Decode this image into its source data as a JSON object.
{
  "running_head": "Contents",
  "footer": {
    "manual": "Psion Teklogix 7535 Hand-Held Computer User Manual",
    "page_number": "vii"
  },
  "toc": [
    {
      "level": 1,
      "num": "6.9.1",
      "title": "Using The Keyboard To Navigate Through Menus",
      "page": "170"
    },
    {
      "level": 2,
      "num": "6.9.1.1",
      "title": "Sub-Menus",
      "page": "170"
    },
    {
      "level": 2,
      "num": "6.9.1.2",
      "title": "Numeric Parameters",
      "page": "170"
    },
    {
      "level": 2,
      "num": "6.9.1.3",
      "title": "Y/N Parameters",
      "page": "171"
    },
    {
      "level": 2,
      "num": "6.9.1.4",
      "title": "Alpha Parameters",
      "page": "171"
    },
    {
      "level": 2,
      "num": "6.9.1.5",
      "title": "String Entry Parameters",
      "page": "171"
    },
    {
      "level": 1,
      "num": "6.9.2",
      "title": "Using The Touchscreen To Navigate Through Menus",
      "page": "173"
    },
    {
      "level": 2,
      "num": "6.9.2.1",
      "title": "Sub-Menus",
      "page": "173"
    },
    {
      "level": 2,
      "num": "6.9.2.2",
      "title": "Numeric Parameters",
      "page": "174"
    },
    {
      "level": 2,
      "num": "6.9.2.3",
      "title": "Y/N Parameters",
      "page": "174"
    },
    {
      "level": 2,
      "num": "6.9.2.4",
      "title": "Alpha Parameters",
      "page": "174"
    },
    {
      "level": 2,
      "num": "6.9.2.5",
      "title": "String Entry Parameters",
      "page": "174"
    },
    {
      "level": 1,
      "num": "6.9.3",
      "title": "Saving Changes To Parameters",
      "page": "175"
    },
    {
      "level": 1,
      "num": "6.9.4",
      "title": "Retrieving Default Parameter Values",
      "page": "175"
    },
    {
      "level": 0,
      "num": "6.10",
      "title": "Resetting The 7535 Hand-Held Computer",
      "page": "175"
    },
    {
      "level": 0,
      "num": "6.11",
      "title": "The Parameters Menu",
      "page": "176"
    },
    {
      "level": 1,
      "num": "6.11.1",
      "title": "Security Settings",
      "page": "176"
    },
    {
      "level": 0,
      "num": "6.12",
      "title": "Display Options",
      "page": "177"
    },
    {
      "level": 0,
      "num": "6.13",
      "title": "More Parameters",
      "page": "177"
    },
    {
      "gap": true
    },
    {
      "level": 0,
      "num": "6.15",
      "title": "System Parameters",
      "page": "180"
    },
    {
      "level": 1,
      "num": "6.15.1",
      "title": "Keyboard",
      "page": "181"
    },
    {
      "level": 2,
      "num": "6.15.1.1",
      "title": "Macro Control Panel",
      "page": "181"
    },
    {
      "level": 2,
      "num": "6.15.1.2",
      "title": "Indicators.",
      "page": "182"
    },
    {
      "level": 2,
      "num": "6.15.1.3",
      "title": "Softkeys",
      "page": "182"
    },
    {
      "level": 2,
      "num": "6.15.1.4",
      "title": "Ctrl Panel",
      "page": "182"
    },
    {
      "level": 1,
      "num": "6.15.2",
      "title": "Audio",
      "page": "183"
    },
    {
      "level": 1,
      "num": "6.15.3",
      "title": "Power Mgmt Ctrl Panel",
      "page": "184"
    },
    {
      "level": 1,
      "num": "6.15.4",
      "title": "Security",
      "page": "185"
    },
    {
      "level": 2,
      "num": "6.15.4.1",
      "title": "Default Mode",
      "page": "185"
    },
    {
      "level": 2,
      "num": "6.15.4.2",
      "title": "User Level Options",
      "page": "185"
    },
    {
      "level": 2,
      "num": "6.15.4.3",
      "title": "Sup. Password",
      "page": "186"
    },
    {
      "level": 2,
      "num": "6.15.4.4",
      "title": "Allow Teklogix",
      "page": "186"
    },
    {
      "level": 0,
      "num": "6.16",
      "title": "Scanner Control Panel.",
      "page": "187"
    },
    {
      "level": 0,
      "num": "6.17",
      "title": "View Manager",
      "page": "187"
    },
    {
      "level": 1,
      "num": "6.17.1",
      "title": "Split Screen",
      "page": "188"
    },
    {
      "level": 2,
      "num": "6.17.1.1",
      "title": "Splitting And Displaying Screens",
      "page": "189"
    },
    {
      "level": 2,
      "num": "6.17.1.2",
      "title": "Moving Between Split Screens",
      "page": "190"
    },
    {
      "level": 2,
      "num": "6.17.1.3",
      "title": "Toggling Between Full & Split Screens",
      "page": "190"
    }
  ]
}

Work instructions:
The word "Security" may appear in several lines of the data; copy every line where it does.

Answer box:
      "title": "Security Settings",
      "title": "Security",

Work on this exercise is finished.